• **DATA FOR REVIEW**:

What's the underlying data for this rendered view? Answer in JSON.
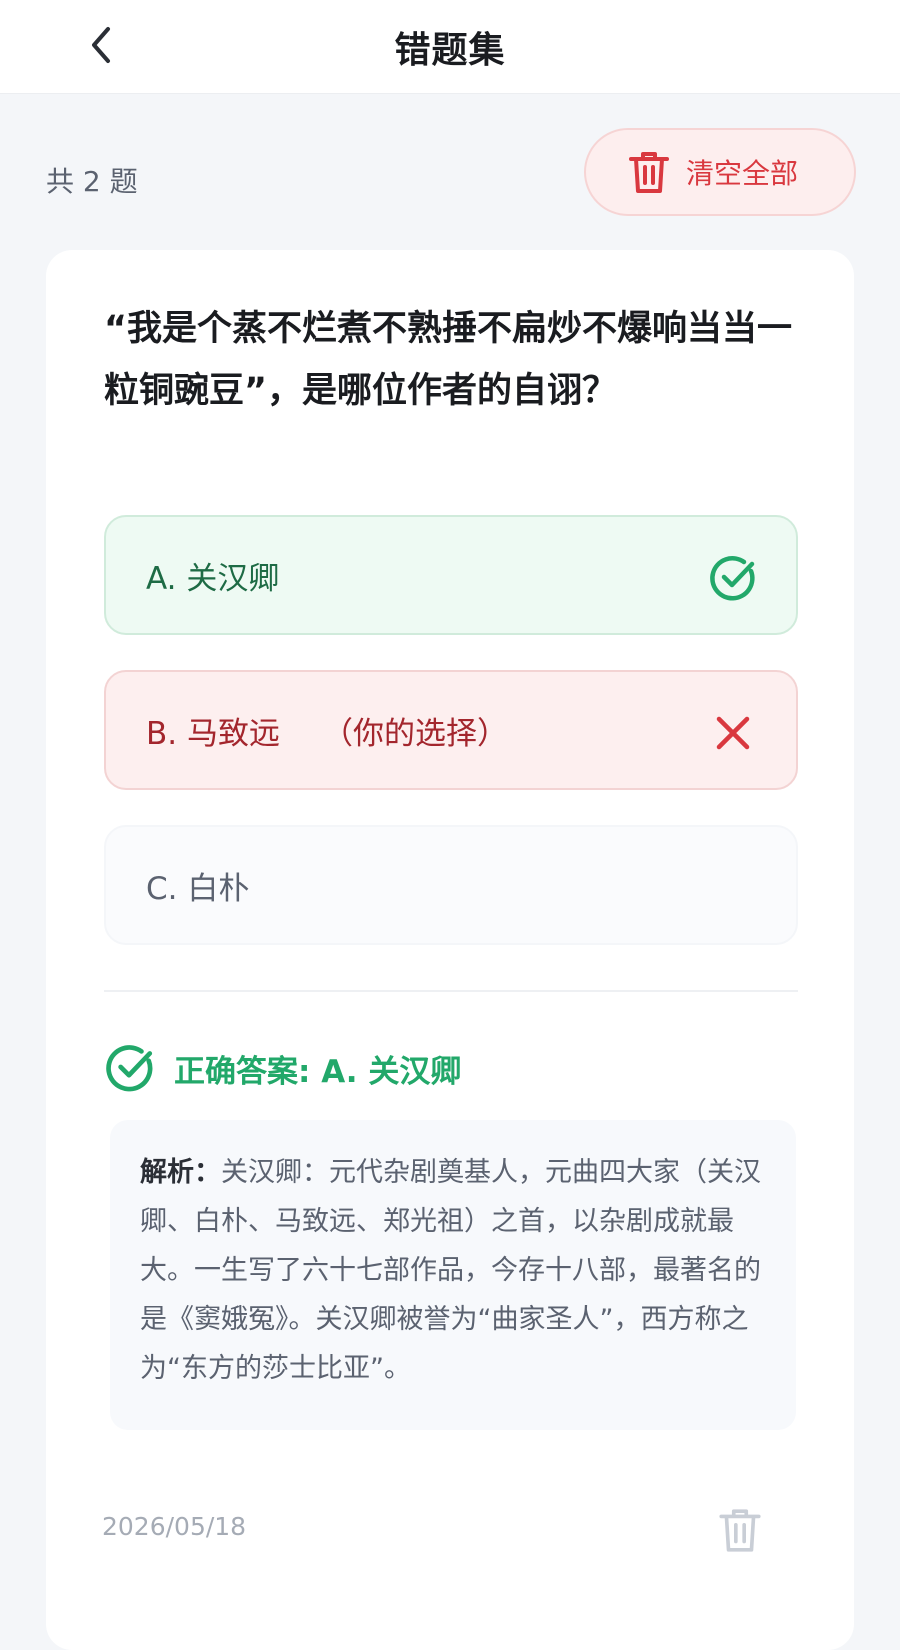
{
  "header": {
    "title": "错题集",
    "back_icon": "chevron-left-icon"
  },
  "summary": {
    "count_text": "共 2 题",
    "clear_all_label": "清空全部",
    "clear_icon": "trash-icon"
  },
  "question": {
    "text": "“我是个蒸不烂煮不熟捶不扁炒不爆响当当一粒铜豌豆”，是哪位作者的自诩？",
    "options": [
      {
        "label": "A. 关汉卿",
        "state": "correct",
        "status_icon": "check-circle-icon"
      },
      {
        "label": "B. 马致远",
        "note": "（你的选择）",
        "state": "wrong",
        "status_icon": "close-icon"
      },
      {
        "label": "C. 白朴",
        "state": "neutral"
      }
    ],
    "correct_answer_text": "正确答案: A. 关汉卿",
    "analysis_label": "解析：",
    "analysis_text": "关汉卿：元代杂剧奠基人，元曲四大家（关汉卿、白朴、马致远、郑光祖）之首，以杂剧成就最大。一生写了六十七部作品，今存十八部，最著名的是《窦娥冤》。关汉卿被誉为“曲家圣人”，西方称之为“东方的莎士比亚”。",
    "date": "2026/05/18",
    "delete_icon": "trash-icon"
  },
  "colors": {
    "correct": "#22a86a",
    "wrong": "#d9383f",
    "background": "#f4f6f9"
  }
}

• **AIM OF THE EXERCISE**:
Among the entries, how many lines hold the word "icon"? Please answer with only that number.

• **OUTPUT OF THE TASK**:
5